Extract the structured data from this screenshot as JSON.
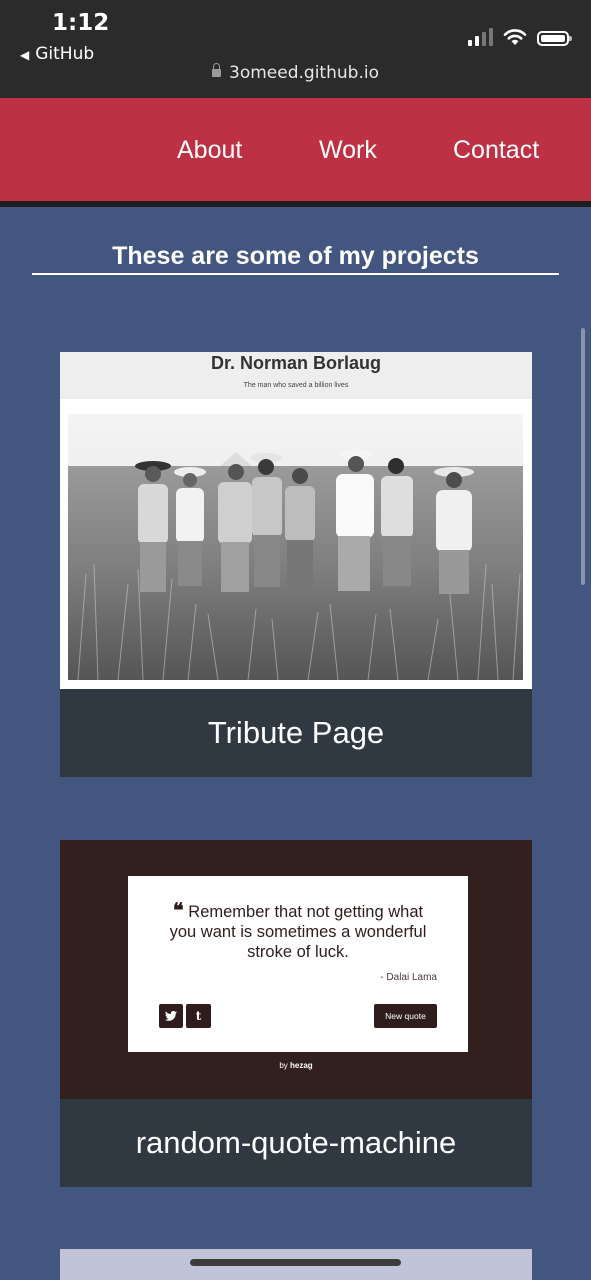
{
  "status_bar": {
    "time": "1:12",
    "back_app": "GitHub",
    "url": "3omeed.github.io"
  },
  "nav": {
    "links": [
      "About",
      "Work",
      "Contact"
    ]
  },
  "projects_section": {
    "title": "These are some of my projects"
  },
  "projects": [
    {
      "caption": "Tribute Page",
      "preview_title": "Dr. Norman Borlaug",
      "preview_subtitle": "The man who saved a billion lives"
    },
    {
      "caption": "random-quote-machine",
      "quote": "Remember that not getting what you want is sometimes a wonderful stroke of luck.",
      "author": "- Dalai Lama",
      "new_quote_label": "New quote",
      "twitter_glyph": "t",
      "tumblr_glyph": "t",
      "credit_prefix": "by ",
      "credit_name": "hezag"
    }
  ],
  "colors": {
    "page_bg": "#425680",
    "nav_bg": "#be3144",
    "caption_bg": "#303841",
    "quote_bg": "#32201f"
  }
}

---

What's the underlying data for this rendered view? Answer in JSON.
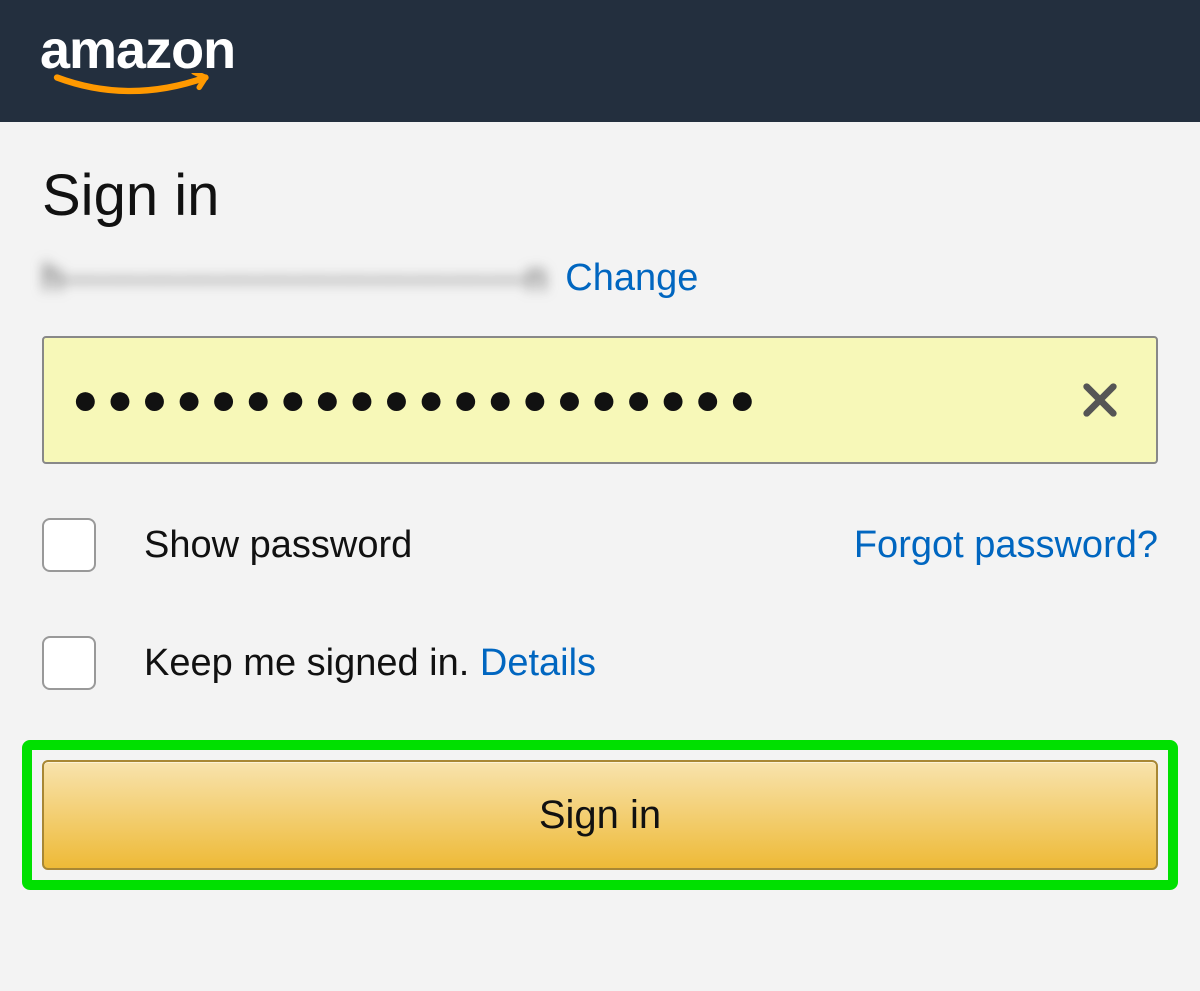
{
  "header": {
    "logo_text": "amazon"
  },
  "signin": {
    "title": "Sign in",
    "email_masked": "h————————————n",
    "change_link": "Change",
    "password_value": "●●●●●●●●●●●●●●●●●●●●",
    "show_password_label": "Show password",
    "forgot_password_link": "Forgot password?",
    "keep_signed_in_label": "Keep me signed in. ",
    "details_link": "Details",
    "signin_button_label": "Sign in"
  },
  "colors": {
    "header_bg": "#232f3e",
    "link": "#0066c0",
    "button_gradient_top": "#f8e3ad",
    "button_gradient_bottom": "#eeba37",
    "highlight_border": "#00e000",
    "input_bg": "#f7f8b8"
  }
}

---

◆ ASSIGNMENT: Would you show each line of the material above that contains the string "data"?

◆ SOLUTION BELOW:
Extract the structured data from this screenshot as JSON.
What's the underlying data for this rendered view? Answer in JSON.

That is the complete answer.